* **Work instructions**:
Which lines in the records below contain the word "Inherited"? Copy each one.

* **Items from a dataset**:
= Beginning of Section =
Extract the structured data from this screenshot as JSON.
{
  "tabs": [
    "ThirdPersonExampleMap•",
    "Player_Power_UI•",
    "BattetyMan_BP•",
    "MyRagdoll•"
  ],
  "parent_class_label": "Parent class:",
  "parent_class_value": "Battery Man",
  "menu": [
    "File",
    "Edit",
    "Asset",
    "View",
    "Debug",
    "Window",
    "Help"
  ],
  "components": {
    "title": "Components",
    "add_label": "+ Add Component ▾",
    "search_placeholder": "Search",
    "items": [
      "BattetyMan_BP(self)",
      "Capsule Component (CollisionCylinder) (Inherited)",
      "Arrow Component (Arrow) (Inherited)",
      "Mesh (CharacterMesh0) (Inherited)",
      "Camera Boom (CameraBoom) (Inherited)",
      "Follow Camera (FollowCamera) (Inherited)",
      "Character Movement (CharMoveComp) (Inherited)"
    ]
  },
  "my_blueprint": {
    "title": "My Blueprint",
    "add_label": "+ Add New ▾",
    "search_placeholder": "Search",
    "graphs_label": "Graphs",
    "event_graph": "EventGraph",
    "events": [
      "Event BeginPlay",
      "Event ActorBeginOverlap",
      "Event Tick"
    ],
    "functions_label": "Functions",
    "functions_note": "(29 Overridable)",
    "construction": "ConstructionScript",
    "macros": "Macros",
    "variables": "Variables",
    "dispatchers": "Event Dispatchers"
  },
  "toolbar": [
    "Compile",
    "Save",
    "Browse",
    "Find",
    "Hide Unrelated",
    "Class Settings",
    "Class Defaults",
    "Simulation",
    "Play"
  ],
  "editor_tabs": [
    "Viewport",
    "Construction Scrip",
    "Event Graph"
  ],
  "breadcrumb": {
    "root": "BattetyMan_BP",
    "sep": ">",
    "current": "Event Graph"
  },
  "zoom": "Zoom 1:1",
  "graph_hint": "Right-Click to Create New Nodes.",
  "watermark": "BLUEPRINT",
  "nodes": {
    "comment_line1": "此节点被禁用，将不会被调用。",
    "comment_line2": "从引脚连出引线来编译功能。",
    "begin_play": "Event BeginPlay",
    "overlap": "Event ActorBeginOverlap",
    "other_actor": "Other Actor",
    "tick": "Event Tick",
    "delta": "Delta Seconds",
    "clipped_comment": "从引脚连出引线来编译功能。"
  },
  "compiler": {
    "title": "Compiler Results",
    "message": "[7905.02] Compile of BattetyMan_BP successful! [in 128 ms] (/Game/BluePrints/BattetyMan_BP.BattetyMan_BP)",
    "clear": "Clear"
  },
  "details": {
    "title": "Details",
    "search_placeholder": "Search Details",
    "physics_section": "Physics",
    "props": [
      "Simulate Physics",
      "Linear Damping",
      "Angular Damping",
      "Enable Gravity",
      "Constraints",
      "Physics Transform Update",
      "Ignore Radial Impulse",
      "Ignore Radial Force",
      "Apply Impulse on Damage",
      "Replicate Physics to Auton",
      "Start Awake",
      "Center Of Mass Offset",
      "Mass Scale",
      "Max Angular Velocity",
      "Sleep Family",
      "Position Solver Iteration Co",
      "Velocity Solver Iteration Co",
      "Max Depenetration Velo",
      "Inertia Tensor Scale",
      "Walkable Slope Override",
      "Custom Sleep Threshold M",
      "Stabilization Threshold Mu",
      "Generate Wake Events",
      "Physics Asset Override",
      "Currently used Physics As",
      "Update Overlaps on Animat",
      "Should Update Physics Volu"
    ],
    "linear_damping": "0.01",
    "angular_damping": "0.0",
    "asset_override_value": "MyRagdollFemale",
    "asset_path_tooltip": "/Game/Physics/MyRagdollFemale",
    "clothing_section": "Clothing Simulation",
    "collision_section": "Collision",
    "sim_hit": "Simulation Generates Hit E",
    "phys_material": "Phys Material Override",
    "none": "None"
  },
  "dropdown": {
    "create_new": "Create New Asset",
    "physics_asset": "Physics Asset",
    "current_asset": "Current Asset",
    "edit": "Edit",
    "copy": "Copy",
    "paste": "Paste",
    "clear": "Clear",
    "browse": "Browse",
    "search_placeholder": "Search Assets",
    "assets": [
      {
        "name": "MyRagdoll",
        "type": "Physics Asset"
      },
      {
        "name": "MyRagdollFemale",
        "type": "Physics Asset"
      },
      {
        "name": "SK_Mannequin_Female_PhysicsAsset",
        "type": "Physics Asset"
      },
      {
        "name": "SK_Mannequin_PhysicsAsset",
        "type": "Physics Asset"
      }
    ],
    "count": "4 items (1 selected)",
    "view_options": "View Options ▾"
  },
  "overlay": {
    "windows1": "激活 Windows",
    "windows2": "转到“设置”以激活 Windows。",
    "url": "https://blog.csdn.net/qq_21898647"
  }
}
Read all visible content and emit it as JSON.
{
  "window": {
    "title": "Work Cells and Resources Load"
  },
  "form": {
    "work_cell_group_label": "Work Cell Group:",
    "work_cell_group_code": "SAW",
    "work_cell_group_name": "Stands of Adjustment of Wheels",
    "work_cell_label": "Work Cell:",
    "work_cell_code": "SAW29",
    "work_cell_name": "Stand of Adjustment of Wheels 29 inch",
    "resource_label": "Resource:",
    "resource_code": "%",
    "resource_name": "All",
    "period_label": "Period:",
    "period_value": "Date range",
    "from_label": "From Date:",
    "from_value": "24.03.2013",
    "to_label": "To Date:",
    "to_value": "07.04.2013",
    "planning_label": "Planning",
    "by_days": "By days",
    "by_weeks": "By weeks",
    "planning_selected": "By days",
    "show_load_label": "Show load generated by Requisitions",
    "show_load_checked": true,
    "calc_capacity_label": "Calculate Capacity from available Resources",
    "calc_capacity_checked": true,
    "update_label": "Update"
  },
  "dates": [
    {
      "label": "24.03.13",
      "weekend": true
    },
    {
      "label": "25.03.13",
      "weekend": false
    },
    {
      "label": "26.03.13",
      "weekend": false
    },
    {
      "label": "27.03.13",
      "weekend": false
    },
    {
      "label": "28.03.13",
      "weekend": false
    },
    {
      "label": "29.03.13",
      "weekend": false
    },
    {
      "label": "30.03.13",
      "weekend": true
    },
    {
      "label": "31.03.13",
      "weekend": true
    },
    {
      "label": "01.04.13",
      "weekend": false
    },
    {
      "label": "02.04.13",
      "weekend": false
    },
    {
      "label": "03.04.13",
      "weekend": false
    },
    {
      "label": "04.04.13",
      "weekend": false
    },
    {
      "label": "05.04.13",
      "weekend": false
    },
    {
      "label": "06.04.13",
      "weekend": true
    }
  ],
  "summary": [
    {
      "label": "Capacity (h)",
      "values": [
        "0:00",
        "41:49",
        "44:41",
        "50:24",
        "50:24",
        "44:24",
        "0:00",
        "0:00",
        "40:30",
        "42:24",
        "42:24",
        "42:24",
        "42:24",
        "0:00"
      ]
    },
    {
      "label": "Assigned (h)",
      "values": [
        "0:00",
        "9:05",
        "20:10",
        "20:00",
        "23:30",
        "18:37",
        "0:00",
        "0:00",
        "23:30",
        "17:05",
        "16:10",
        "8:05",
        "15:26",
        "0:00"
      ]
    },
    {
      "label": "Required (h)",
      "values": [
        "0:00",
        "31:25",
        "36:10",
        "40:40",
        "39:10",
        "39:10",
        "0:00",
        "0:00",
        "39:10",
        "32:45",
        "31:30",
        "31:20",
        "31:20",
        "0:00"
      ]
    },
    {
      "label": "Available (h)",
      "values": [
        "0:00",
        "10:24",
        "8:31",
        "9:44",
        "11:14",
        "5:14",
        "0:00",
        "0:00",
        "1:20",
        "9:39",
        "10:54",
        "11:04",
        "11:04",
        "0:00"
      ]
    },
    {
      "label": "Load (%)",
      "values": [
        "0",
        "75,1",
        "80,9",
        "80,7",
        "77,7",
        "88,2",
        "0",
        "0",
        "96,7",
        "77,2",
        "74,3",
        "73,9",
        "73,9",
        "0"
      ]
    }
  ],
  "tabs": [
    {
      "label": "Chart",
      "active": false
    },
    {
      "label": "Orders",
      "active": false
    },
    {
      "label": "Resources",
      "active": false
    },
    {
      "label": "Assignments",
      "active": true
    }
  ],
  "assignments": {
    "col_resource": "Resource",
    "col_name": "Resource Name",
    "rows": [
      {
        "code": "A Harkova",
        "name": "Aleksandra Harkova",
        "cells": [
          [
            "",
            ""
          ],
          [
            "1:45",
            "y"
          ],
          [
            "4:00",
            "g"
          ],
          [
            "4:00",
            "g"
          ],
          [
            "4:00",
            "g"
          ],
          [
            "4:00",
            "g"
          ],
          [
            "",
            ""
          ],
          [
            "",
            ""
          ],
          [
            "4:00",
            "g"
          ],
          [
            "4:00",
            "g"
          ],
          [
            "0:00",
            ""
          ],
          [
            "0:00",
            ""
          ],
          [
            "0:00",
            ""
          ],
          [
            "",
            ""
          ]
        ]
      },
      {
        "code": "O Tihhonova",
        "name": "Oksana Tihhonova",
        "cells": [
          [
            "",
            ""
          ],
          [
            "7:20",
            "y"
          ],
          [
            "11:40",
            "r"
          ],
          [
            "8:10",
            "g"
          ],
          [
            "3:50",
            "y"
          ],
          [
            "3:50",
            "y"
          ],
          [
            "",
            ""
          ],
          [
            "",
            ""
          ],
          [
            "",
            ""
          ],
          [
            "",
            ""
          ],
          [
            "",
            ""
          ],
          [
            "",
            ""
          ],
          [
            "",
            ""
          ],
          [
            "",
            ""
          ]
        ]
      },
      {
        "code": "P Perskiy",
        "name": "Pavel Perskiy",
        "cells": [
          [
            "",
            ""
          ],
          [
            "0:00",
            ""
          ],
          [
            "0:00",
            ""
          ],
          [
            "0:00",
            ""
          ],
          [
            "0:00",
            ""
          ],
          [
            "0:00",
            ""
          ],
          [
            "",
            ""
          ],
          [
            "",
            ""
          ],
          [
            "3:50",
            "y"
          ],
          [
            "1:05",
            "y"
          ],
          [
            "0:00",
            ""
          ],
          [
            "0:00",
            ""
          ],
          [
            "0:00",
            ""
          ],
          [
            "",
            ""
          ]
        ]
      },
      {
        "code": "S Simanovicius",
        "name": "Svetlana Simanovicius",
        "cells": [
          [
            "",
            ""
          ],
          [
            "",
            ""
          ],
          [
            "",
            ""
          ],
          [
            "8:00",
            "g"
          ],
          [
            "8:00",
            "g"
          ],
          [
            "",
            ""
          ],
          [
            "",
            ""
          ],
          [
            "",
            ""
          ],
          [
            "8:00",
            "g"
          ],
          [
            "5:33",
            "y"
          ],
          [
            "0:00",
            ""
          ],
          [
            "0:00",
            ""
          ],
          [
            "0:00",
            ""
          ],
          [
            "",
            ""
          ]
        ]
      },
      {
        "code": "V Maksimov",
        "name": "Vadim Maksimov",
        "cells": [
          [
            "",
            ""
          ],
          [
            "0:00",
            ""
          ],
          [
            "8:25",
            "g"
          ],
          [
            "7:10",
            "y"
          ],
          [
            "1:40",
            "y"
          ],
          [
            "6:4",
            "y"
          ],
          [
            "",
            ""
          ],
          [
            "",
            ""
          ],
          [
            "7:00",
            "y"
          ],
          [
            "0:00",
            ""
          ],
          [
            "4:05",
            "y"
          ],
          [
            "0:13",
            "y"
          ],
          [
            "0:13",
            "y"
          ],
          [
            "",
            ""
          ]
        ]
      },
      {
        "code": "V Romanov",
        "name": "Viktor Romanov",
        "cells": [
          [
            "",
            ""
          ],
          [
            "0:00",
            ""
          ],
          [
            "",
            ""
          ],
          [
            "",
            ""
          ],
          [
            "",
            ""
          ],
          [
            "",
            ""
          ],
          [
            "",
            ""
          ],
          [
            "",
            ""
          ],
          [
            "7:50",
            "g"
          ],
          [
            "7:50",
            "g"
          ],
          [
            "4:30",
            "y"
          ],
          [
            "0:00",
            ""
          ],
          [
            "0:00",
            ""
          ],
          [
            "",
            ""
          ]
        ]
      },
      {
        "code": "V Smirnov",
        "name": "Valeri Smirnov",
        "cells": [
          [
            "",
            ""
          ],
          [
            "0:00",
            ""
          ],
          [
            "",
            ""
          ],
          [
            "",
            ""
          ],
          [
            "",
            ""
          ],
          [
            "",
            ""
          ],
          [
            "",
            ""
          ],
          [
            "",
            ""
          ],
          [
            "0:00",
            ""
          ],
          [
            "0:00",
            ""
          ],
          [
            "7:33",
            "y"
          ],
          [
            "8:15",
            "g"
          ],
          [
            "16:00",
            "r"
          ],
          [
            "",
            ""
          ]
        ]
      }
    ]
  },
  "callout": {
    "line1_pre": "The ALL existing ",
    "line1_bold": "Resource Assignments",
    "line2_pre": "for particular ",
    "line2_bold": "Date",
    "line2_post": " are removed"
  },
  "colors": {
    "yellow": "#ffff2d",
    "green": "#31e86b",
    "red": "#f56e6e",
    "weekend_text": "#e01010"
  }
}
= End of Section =
* **Your solution**:
      "Capsule Component (CollisionCylinder) (Inherited)",
      "Arrow Component (Arrow) (Inherited)",
      "Mesh (CharacterMesh0) (Inherited)",
      "Camera Boom (CameraBoom) (Inherited)",
      "Follow Camera (FollowCamera) (Inherited)",
      "Character Movement (CharMoveComp) (Inherited)"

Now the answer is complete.